Kwock Phillips also suggested any plan should increase funding for the public defender’s office to make sure that lawyers are available to be present for an indigent defendant’s pretrial interview and bail hearing.
“Any time that they’re interviewing a client, deciding if that person should be assigned bail, there needs to be an attorney present,” Kwock Phillips said. “A client may not even understand the charges involved. They don’t understand what the judges are supposed to consider with bail, so how are they going to understand what to even necessarily say on their own behalf during an interview?”
Under the county program, once a risk assessment tool is applied, a recommendation regarding a defendant’s pretrial release will be provided to a judge.
“The important part of this is we are providing our judges with information.

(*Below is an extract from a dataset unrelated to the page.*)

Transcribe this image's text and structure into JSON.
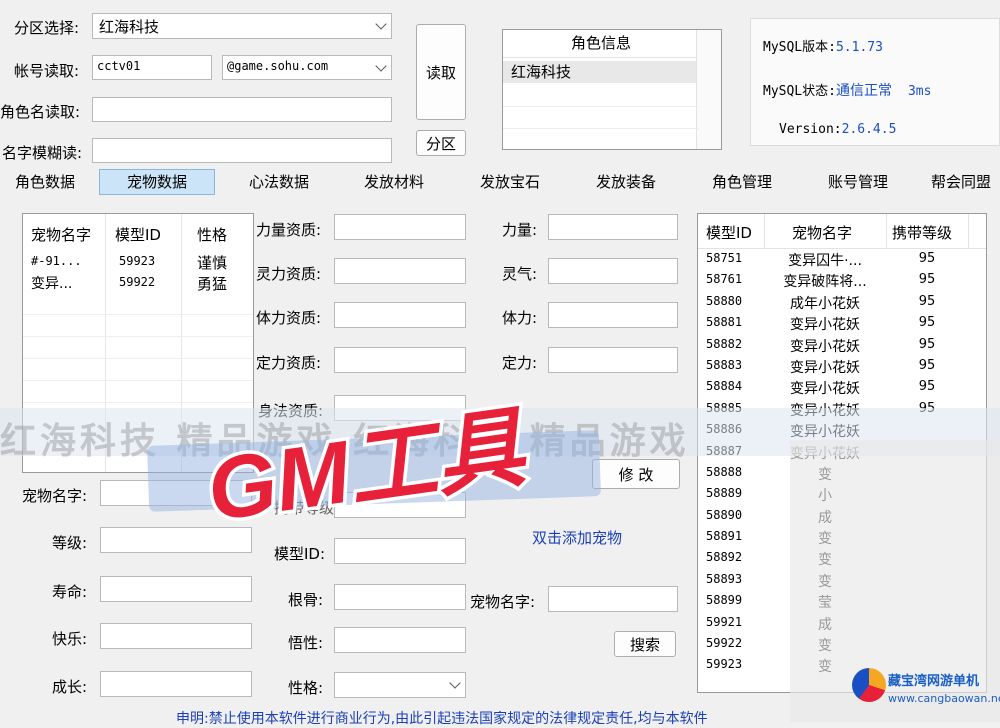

We are not taking the discretion away from judges but we are providing them with useful information in making the assessment of what to do with an individual once they are brought before the judge,” DelRicci said.
While #MontcoPa #Court officials will preserve a monetary bail system in the county, pretrial release decisions will coincide with the least restrictive conditions that insure appearances at subsequent court proceedings & simultaneously protect public safety.Pretrial Services— Carl Hessler Jr. (@MontcoCourtNews) July 31, 2020

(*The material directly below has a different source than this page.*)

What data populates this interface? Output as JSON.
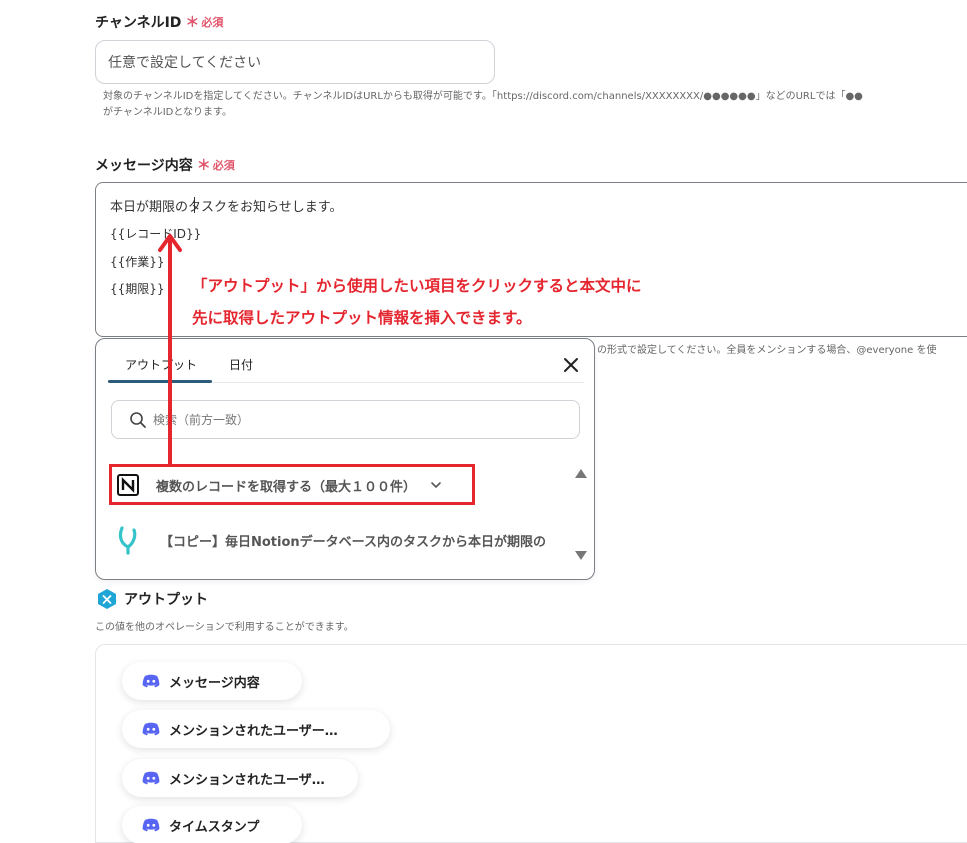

“If the judge chooses not to follow the recommendation, it is critical that there be an expeditious review,” DelRicci added.
Currently, if a lawyer, on behalf of a client, files a request for a reduction in bail that has been set by a district judge, it could take weeks to get a hearing.
“Our program provides for a goal of 24 to 48 hours of a review of any decision that is inconsistent with a recommendation of our agency so that we don’t take people off the streets and put them in jail simply because they have no financial ability to post a cash bail that was imposed. That cannot happen and that will not happen under this program,” DelRicci said.
While awaiting hearings, defendants would be monitored based on the assessed risk level, which can include: court reminders for all defendants; reporting by phone; reporting in-person; drug and alcohol testing; drug and alcohol treatment, including behavioral health treatment; electronic monitoring; or other provisions such as no contact orders and curfews.
In developing the county plan, Kehs said officials examined other program models in place in the state and nation. The proposal recommended by court officials previously was approved by the county’s Criminal Justice Advisory Board in 2019. Since then, officials have appointed an implementation committee that includes judges, district court judges, representatives from the district attorney and public defender offices and private defense lawyers.
“We continue to work as an implementation committee moving forward,” Kehs explained.